Directions for this task →
What is needed here is every line of the records that includes "File".

════════════════════

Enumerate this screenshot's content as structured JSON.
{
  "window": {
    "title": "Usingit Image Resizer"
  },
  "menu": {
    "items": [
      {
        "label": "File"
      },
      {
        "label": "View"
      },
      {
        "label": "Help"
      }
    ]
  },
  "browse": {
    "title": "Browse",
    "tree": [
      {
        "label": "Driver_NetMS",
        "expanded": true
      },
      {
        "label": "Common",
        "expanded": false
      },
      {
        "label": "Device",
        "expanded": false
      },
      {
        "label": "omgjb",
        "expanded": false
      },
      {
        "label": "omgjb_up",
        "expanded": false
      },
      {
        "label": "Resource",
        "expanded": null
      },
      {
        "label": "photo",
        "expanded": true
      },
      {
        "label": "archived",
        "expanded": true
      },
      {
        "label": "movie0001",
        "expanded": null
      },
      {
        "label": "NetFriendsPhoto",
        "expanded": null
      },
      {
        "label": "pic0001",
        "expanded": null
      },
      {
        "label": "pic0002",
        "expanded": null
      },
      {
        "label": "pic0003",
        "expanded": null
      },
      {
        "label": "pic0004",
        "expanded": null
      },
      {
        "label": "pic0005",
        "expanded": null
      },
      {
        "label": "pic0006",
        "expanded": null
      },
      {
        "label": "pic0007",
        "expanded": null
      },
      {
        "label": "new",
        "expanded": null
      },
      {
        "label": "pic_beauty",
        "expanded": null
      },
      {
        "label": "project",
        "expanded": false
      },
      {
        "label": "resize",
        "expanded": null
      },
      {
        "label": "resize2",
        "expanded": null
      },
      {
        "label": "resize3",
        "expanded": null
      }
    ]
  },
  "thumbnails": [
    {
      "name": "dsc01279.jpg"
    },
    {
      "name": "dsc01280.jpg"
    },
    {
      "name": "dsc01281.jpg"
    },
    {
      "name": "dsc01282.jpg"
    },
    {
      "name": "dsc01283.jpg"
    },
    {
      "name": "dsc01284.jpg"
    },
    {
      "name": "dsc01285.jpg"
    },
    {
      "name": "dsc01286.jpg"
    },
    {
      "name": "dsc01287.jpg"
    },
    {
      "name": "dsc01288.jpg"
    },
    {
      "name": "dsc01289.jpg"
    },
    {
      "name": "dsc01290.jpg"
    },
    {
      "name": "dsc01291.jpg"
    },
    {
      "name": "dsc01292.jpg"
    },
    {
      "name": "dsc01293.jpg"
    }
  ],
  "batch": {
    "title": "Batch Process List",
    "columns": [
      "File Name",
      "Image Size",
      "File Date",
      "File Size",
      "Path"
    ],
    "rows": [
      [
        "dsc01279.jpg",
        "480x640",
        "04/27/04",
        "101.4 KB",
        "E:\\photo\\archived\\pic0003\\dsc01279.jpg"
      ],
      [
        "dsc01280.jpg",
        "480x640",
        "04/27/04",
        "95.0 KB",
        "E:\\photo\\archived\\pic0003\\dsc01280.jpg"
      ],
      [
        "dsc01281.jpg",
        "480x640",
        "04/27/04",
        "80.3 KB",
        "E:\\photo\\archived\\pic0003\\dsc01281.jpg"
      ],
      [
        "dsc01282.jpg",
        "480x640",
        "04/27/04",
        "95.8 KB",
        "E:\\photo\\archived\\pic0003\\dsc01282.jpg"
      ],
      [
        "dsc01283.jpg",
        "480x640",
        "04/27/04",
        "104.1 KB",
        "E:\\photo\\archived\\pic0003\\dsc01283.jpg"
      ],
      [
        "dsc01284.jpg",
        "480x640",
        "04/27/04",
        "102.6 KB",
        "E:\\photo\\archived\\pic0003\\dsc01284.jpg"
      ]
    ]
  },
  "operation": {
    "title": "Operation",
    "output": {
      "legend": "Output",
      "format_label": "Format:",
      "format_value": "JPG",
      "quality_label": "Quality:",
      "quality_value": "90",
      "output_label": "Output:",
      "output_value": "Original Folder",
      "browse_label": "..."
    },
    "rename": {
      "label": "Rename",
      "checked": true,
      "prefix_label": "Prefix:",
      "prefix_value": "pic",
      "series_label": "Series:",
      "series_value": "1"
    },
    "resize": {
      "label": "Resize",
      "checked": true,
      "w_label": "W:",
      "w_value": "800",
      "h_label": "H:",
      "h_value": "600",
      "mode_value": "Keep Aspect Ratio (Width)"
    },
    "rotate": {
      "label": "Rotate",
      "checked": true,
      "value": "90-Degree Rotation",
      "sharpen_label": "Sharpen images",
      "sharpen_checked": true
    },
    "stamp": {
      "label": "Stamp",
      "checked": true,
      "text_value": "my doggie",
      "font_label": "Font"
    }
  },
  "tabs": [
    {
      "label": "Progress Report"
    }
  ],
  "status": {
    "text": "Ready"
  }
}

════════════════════

Solution to this problem →
        "label": "File"
      "File Name",
      "File Date",
      "File Size",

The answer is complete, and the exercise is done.